Veterinarians, or doctors of veterinary medicine (D.V.M.) protect the health and welfare of all animals and therefore society as a whole. They diagnose and control animal diseases, treat sick animals, prevent the transmission of animal diseases to people, and advise owners on proper care of their pets and livestock. Veterinarians also ensure a safe food supply by maintaining the health of livestock. They also protect the public from residues of herbicides, pesticides, and antibiotics that may be found in livestock. They are involved in wildlife preservation and conservation, and use their knowledge to increase food production through genetics, animal feed production, and preventative medicine.
The doctor of veterinary medicine degree requires a minimum of six years of college, with at least two years of pre-veterinary study that emphasizes physical and biological sciences and a four year veterinary medicine program. This program is composed of three years of classroom study with a final year of clinical rotations. Most successful applicants have completed four years of college before being accepted by a veterinary medicine program. Admission is highly competitive, and candidates with animal- or veterinary-related experience are preferred. In Texas, graduate programs leading to the master of science (M.S.) and doctor of philosophy (Ph.D.) degrees are available, as well as joint D.V.M./M.S and D.V.M./Ph.D. degree programs.
Texas requires that veterinarians be licensed to practice private clinical medicine. They must pass one or more national examinations and a state examination for licensure.
According to the Texas Workforce Commission, the average annual salary for a veterinarian is $62,640.

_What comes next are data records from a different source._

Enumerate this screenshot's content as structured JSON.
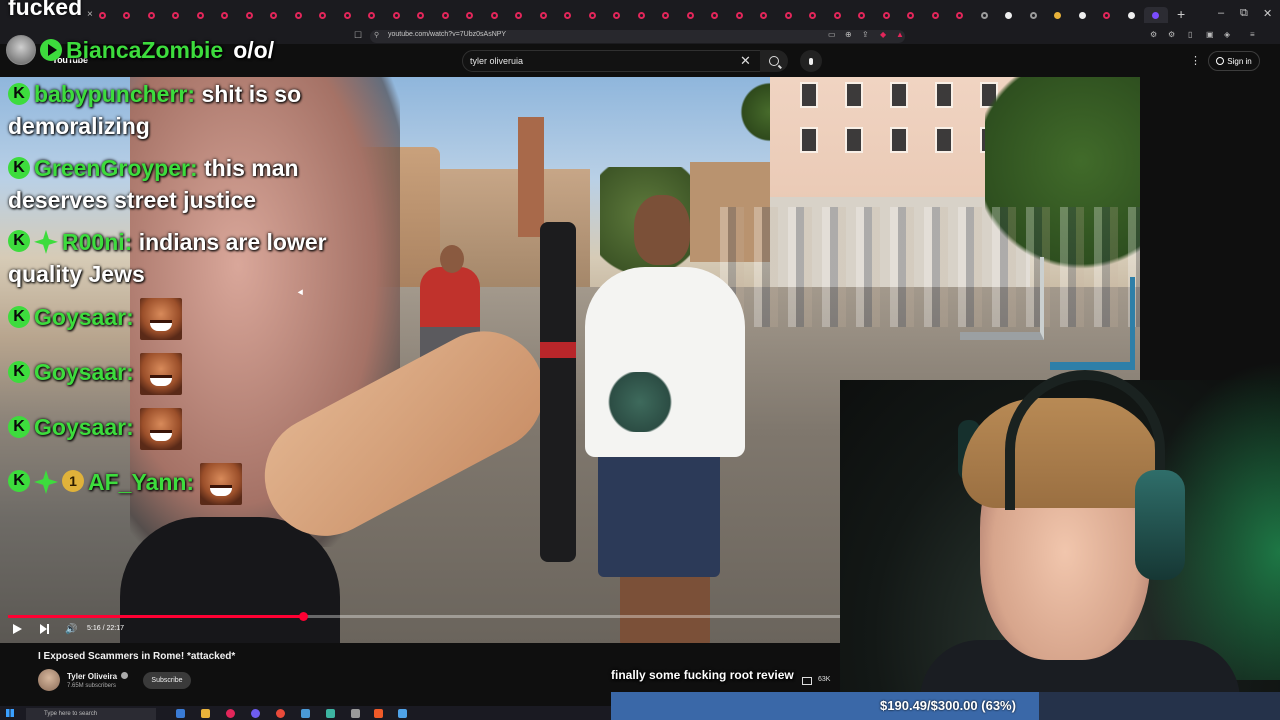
{
  "browser": {
    "url": "youtube.com/watch?v=7Ubz0sAsNPY",
    "new_tab_label": "+",
    "tab_close_label": "×",
    "window_controls": [
      "–",
      "⧉",
      "✕"
    ],
    "bookmark_icon": "bookmark-icon",
    "lock_icon": "lock-icon"
  },
  "youtube": {
    "logo": "YouTube",
    "search": {
      "value": "tyler oliveruia",
      "clear_icon": "close-icon"
    },
    "more_icon": "⋮",
    "sign_in_label": "Sign in"
  },
  "player": {
    "progress_fraction": 0.354,
    "time_display": "5:16 / 22:17",
    "volume_icon": "🔊"
  },
  "video_meta": {
    "title": "I Exposed Scammers in Rome! *attacked*",
    "channel_name": "Tyler Oliveira",
    "subscriber_count": "7.65M subscribers",
    "subscribe_label": "Subscribe"
  },
  "taskbar": {
    "search_placeholder": "Type here to search"
  },
  "overlay": {
    "top_title": "fucked",
    "chat": [
      {
        "user": "BiancaZombie",
        "text": "o/o/"
      },
      {
        "user": "babypuncherr",
        "text": "shit is so demoralizing"
      },
      {
        "user": "GreenGroyper",
        "text": "this man deserves street justice"
      },
      {
        "user": "R00ni",
        "text": "indians are lower quality Jews"
      },
      {
        "user": "Goysaar",
        "text": ""
      },
      {
        "user": "Goysaar",
        "text": ""
      },
      {
        "user": "Goysaar",
        "text": ""
      },
      {
        "user": "AF_Yann",
        "sub_months": "1",
        "text": ""
      }
    ],
    "caption": "finally some fucking root review",
    "viewer_count": "63K",
    "goal": {
      "text": "$190.49/$300.00 (63%)",
      "fraction": 0.635
    }
  },
  "colors": {
    "chat_username": "#3ddc3d",
    "youtube_progress": "#ff0033",
    "goal_fill": "#3a68a8",
    "goal_track": "#25324a"
  }
}
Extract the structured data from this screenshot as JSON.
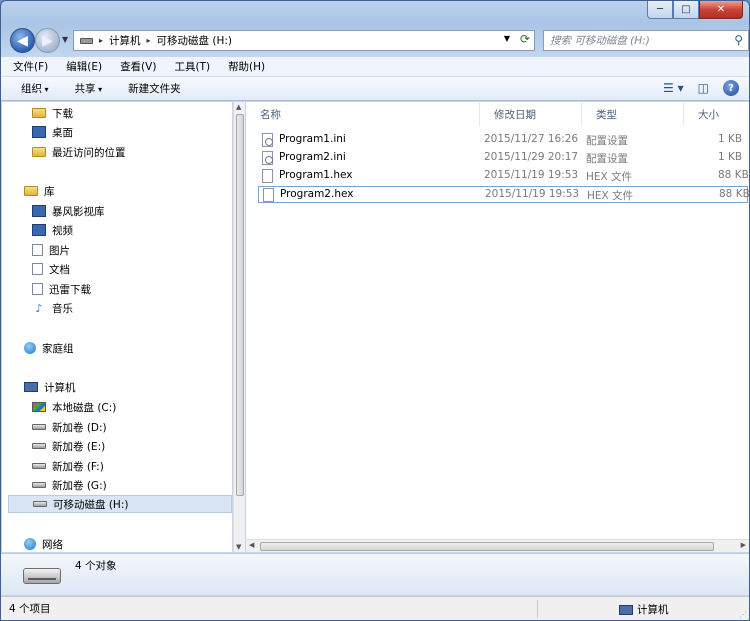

Related health care fields include veterinary assistant and veterinary technician.
Click on the following the link to Texas Veterinary Medicine schools: